“Never let a creditor get to your asset, no matter how bad your mistake.” Upon this ideal, former Texas billionaire, Sam Wyly, and his now deceased brother, Charles, created an “enormously complex” arrangement of offshore trusts and corporations. The Wyly brothers, whose massive fortunes were earned founding and acquiring business entities, including Michaels craft stores and Bonanza Steakhouses, transferred valuable stock options in various business enterprises to offshore trusts in exchange for private annuities. The Wylys argued that their plan’s intent was to have them “irrevocably surrender the enjoyment, control, ownership and all economic benefits attributable to the ownership of the options sold in exchange for the private annuity.” The IRS contended, however, that the brothers anticipated that the U.S. tax authorities wouldn’t tax the capital gains earned on the securities held in the offshore trusts. Federal Bankruptcy Judge Barbara Houser didn’t buy the Wyly’s argument that they reasonably relied on the advice of lawyers and tax professionals, nor did she agree that the trust’s assets weren’t under the family’s control after the transfer. However, she did find that Charles’ widow was entitled to the benefit of the innocent spouse defense.
Clear and Convincing Evidence of Fraud
Prior to a 2014 Southern District of New York Court’s ruling that the Wyly brothers committed securities fraud in connection with various transactions undertaken by certain offshore trusts, Sam and Charles’ widow, Dee, each filed for bankruptcy protection. After the court entered judgment against Sam and Charles’ estate for $123,836,958.75 and $63,881,743.97, respectively, in April 2015, the Internal Revenue Service levied a $2.03 billion tax bill on Sam and a $1.1 billion tax bill on Charles’ estate.
In Sam’s bankruptcy petition, he claimed assets between $100 million and $500 million and liabilities totaling between $100 million and $500 million. During a two-week trial, Judge Houser had to decide whether the Wylys’ trust arrangement was intended to defraud the IRS and, by “clear and convincing evidence,” she found in the affirmative. “There is little credible evidence in the record suggesting a legitimate business reason requiring this level of complexity,” Houser wrote. The IRS claimed that the Wylys’ lifestyle, including multiple mansions, fine jewelry and rare artwork, were purchased by the trusts and “loaned” to the family to avoid taxes and that gifts were made to younger generations for the same purposes. Houser’s 459-page ruling rejected the idea that the brothers were simply following the advice of their own employees and tax professionals to hide their assets in offshore trusts, allowing them to make hundreds of millions of dollars.

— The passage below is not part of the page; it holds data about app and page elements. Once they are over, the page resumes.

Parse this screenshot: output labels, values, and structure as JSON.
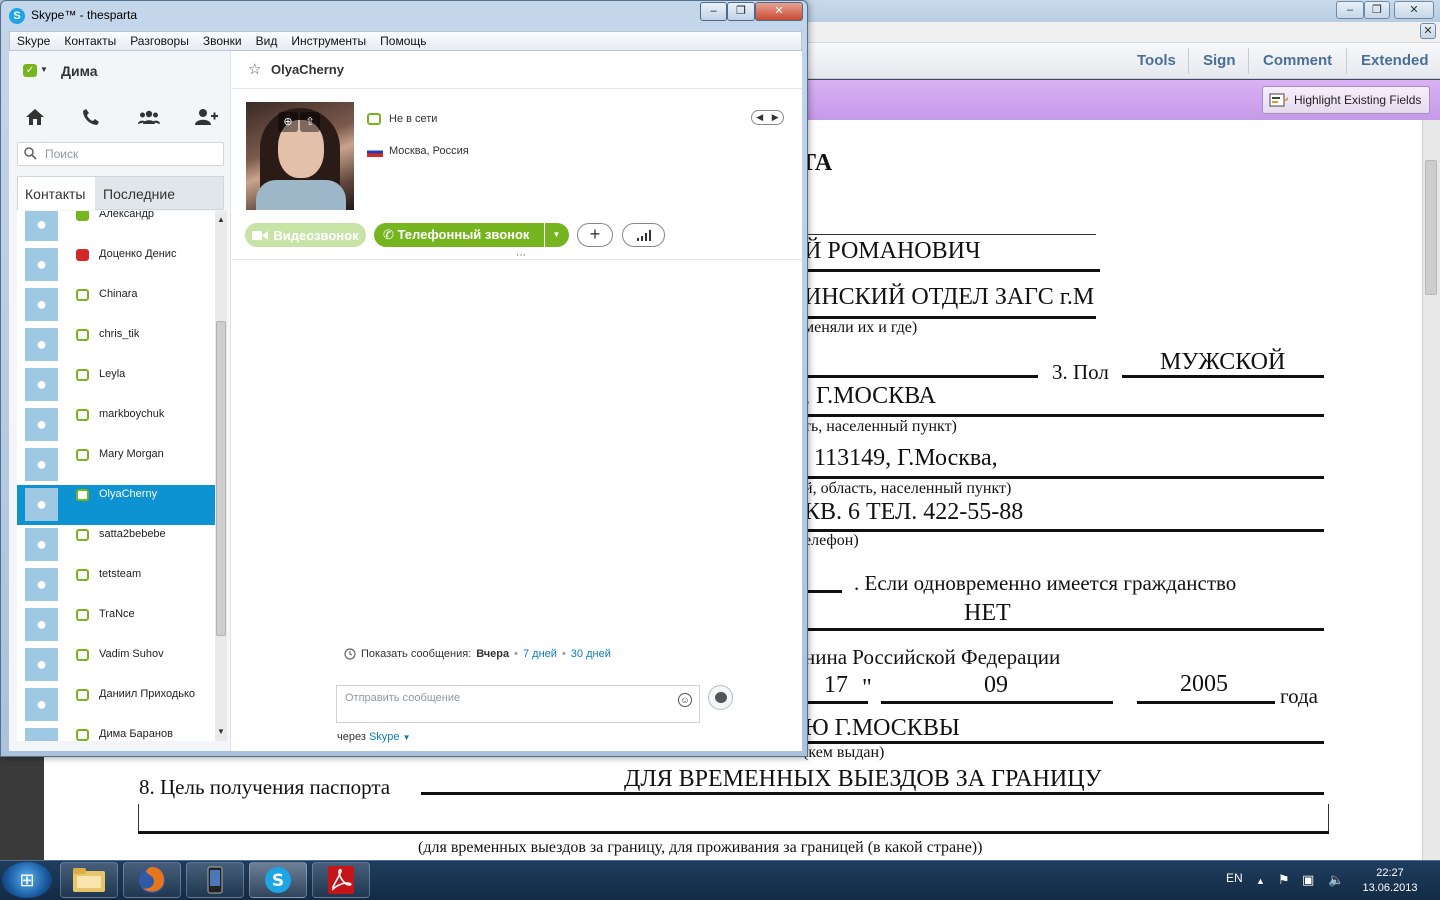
{
  "acrobat": {
    "tools": {
      "tools": "Tools",
      "sign": "Sign",
      "comment": "Comment",
      "extended": "Extended"
    },
    "highlight_fields": "Highlight Existing Fields",
    "doc": {
      "l1": "ТА",
      "l2": "Й РОМАНОВИЧ",
      "l3": "ИНСКИЙ ОТДЕЛ ЗАГС г.М",
      "l4": "меняли их и где)",
      "pol_label": "3. Пол",
      "pol_value": "МУЖСКОЙ",
      "city": ", Г.МОСКВА",
      "place_hint": "ть, населенный пункт)",
      "address": "113149, Г.Москва,",
      "region_hint": "й, область, населенный пункт)",
      "phone": "КВ. 6 ТЕЛ. 422-55-88",
      "phone_hint": "елефон)",
      "dual": ". Если одновременно имеется гражданство",
      "dual_value": "НЕТ",
      "citizen": "нина Российской Федерации",
      "day": "17",
      "quote": "\"",
      "month": "09",
      "year": "2005",
      "year_label": "года",
      "issuer": "Ю Г.МОСКВЫ",
      "issuer_hint": "(кем выдан)",
      "purpose_label": "8. Цель получения паспорта",
      "purpose_value": "ДЛЯ ВРЕМЕННЫХ ВЫЕЗДОВ ЗА ГРАНИЦУ",
      "purpose_hint": "(для временных выездов за границу, для проживания за границей (в какой стране))"
    }
  },
  "skype": {
    "title": "Skype™ - thesparta",
    "menu": [
      "Skype",
      "Контакты",
      "Разговоры",
      "Звонки",
      "Вид",
      "Инструменты",
      "Помощь"
    ],
    "me": "Дима",
    "search_placeholder": "Поиск",
    "tabs": {
      "contacts": "Контакты",
      "recent": "Последние"
    },
    "contacts": [
      {
        "name": "Александр",
        "status": "online"
      },
      {
        "name": "Доценко Денис",
        "status": "busy"
      },
      {
        "name": "Chinara",
        "status": "forward"
      },
      {
        "name": "chris_tik",
        "status": "offline"
      },
      {
        "name": "Leyla",
        "status": "forward"
      },
      {
        "name": "markboychuk",
        "status": "offline"
      },
      {
        "name": "Mary Morgan",
        "status": "offline"
      },
      {
        "name": "OlyaCherny",
        "status": "offline",
        "selected": true
      },
      {
        "name": "satta2bebebe",
        "status": "offline"
      },
      {
        "name": "tetsteam",
        "status": "offline"
      },
      {
        "name": "TraNce",
        "status": "offline"
      },
      {
        "name": "Vadim Suhov",
        "status": "offline"
      },
      {
        "name": "Даниил Приходько",
        "status": "offline"
      },
      {
        "name": "Дима Баранов",
        "status": "offline"
      }
    ],
    "conversation": {
      "name": "OlyaCherny",
      "status": "Не в сети",
      "location": "Москва, Россия",
      "video_btn": "Видеозвонок",
      "call_btn": "Телефонный звонок",
      "history_prefix": "Показать сообщения:",
      "history_yesterday": "Вчера",
      "history_7": "7 дней",
      "history_30": "30 дней",
      "message_placeholder": "Отправить сообщение",
      "via_prefix": "через",
      "via_service": "Skype"
    }
  },
  "taskbar": {
    "lang": "EN",
    "time": "22:27",
    "date": "13.06.2013"
  }
}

The opinion states, “The court does not believe that the law permits Sam to hide behind others and claim not to have known what was going on around him.”
In a more favorable ruling for the Wyly family, Judge Houser held that Dee was “innocent of any wrongdoing,” and that she “did not know the details of what Sam and Charles had done offshore....” As a general rule, when married persons file a joint income tax return, they become jointly and severally liable for the tax due with respect to that return. However, Congress concluded that under certain circumstances, such liability could be unfair. Dee sought and was granted “innocent spouse” relief pursuant to Internal Revenue Code Section 6015(b) and (c), which provides that relief from joint and several liability is available if: (1) a joint return was filed, (2) there’s an understatement of tax attributable to the erroneous items of one individual filing the return, (3) the spouse requesting relief didn’t know, and had no reason to know, of the understatement at the time of signing the return, (4) taking into account all the facts and circumstances, it would be inequitable to hold the requesting spouse liable for the deficiency in tax resulting from the understatement, and (5) the requesting spouse asserts the innocent spouse defense within two years of the IRS commencing collection activities. “There was nothing that should have ‘tipped her off' that something was amiss,” Judge Houser concluded. “She did not commit fraud, she did not participate in any fraud, she was not willfully blind, and she is entitled to the benefit of the innocent spouse defense.” As a result, the court relieved Dee of responsibility for paying tax, interest and penalties on improperly reported and omitted items previously filed on joint tax returns.
Offshore Trusts Can’t Be Personal Piggy Banks
In reaching the conclusion that credible evidence was lacking in the record of a legitimate business need for this level of complexity, Judge Houser inferred that “a primary reason for making the offshore [trust] system this complex was the hope that no one, including the Court, could ever figure out what was going on here and why.” In what’s viewed as a big win in their fight against abusive tax planning, the IRS argued, the court agreed and practitioners should take note, “the Wyly family treated the offshore system as their personal piggy bank,” and consequently were found, by clear and convincing evidence, to have defrauded the IRS. Next on the agenda is to determine the amount the Wylys must pay.